Looking down into the burnished black void that is the bottom of my deep sided cast iron skillet, the slowly heating peanut oil still a lake of calm, I find myself thinking again about a man whom I’ve never met. Austin Leslie. There is a beautiful symmetry in the name, a lilting four syllables. It sounds like the name of a mayor, or president, as much as a chef. There is a certain regality about it. And many would say he was the king of fried chicken, another of my obsessions. As I slip a thigh, skin side down into the skillet, the oil now
roiling as the seasoned flour clouds it, I think about both Austin and how I got here, frying chicken in a kitchen in New Orleans, LA.
There is a certain indirectness about the life of a cook. Hardly anyone I know chose the life, but instead was lured into it, and consequently trapped there. It is a circuitous route to your own demise. I imagine Austin was seduced in much the same manner as I was, after a series of passionless jobs, to find such an engaging mistress. One who will never fully give you what you want, not matter how much you want her to, and who gleefully takes the best years of your life on a promise that someday you’ll have it all. And for a time, Austin certainly did. His own restaurant, Chez Helene (his Aunt Helen added the e to make it sound fancier), and was the inspiration for the TV show Frank’s Place. Austin was about to fulfill the promise, but somehow, it suddenly slipped away, like the 7th Ward New Orleans neighborhood that ensconced Chez Helene. Austin ended up slipping away too. And although they still make his chicken at Jacque Imo’s, they don’t have his hands.(1)
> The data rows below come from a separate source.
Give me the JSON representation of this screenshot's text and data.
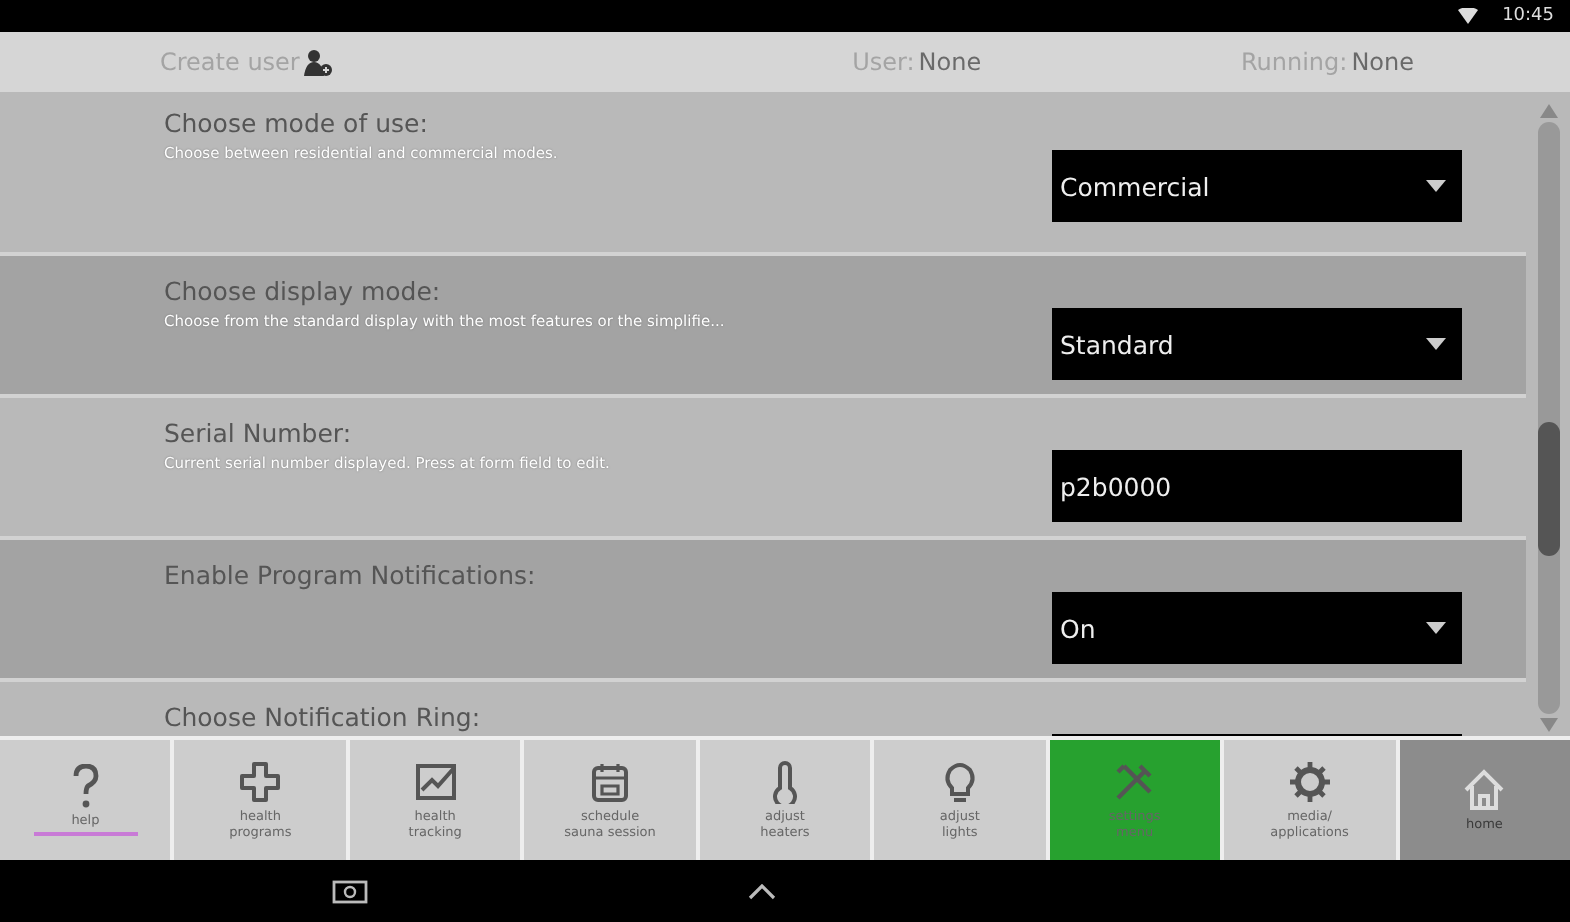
{
  "status_bar": {
    "time": "10:45"
  },
  "header": {
    "create_user": "Create user",
    "user_label": "User:",
    "user_value": "None",
    "running_label": "Running:",
    "running_value": "None"
  },
  "settings": [
    {
      "title": "Choose mode of use:",
      "description": "Choose between residential and commercial modes.",
      "kind": "dropdown",
      "value": "Commercial",
      "shaded": false
    },
    {
      "title": "Choose display mode:",
      "description": "Choose from the standard display with the most features or the simplifie...",
      "kind": "dropdown",
      "value": "Standard",
      "shaded": true
    },
    {
      "title": "Serial Number:",
      "description": "Current serial number displayed. Press at form field to edit.",
      "kind": "text",
      "value": "p2b0000",
      "shaded": false
    },
    {
      "title": "Enable Program Notifications:",
      "kind": "dropdown",
      "value": "On",
      "shaded": true
    },
    {
      "title": "Choose Notification Ring:",
      "kind": "dropdown",
      "shaded": false
    }
  ],
  "nav": [
    {
      "label": "help",
      "selected": false,
      "highlighted": true,
      "kind": "item"
    },
    {
      "label": "health\nprograms",
      "selected": false,
      "highlighted": false,
      "kind": "item"
    },
    {
      "label": "health\ntracking",
      "selected": false,
      "highlighted": false,
      "kind": "item"
    },
    {
      "label": "schedule\nsauna session",
      "selected": false,
      "highlighted": false,
      "kind": "item"
    },
    {
      "label": "adjust\nheaters",
      "selected": false,
      "highlighted": false,
      "kind": "item"
    },
    {
      "label": "adjust\nlights",
      "selected": false,
      "highlighted": false,
      "kind": "item"
    },
    {
      "label": "settings\nmenu",
      "selected": true,
      "highlighted": false,
      "kind": "item"
    },
    {
      "label": "media/\napplications",
      "selected": false,
      "highlighted": false,
      "kind": "item"
    },
    {
      "label": "home",
      "selected": false,
      "highlighted": false,
      "kind": "home"
    }
  ]
}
I flip the chicken in the pan with a set of spring loaded tongs, gently, as to not break the crust or spatter the oil. Some oil splashes onto the stovetop anyway. It’s a messy venture, frying chicken. I imagine this is why more people don’t do it at home. Or maybe because it’s become such a cheap fast food staple that it hardly seems worth the trouble. Popeye’s is probably to blame. There is something therapeutic about it though. A form of meditation that unites the sense in a unique oneness. There is something sensual about it. From the initial drop of flour into the oil to test hotness, to the sound of steam escaping as the chicken fries. Watching the crust gradually become golden, the smell that sticks in your clothes, it is a total body experience. It is a simple act with many complex chemical reactions. I continue to turn the chicken so it cooks evenly. So many recipes tell you to flip only once, to fry in 350 degree oil, but this is the path to ruin. I prefer a much gentler oil temperature, and as many tender turns as it takes to render a golden brown crust. There is so much written on the topic of fried chicken, and so little of it reliable.
Narrative reliability, especially when it comes to a folk legend like Austin Leslie, is hard to come by. New Orleans has a way of taking a story and running with it, as did Austin himself. Unfortunately, we cannot ask the man himself, because Katrina was the coda to his life, in and out of the kitchen. Leah Chase will talk about Austin if you ask her, but there is always a glint of sadness when she does. She has lived a long time and has seen too many go before her, the mantle of creole cooking seems hers alone now. I know there must be others who know too, but I don’t know who they are, not yet. I was told maybe they would know in Hank’s Bar on North Robertson, but I have yet to go.
There is a great push these days for authenticity. For purity. To reclaim the essence of a thing. Yet the waters get murky pretty quickly when you do. If you ask some people, Austin Leslie was even a Creole. Yet he is as important a figure in Creole cooking as there ever was. For me, I eschew such distinctions, as the truth lies in the work itself. Are you doing it earnestly and honestly and with love. I’m already an anomaly, a white man from the north frying chicken in a uniquely Afro/Caribbean city. So I can’t claim anything other than the chicken in the pan. The recipe is breathtakingly simple. But my hands are mine, as Austin’s were his. Whatever is in my pan is unique to me, except for the garnish of garlic parsley persillade, which I straight up stole from the master.
(1) Background information about Austin Leslie can be found in John T. Edge’s excellent book Fried Chicken, pgs 76-85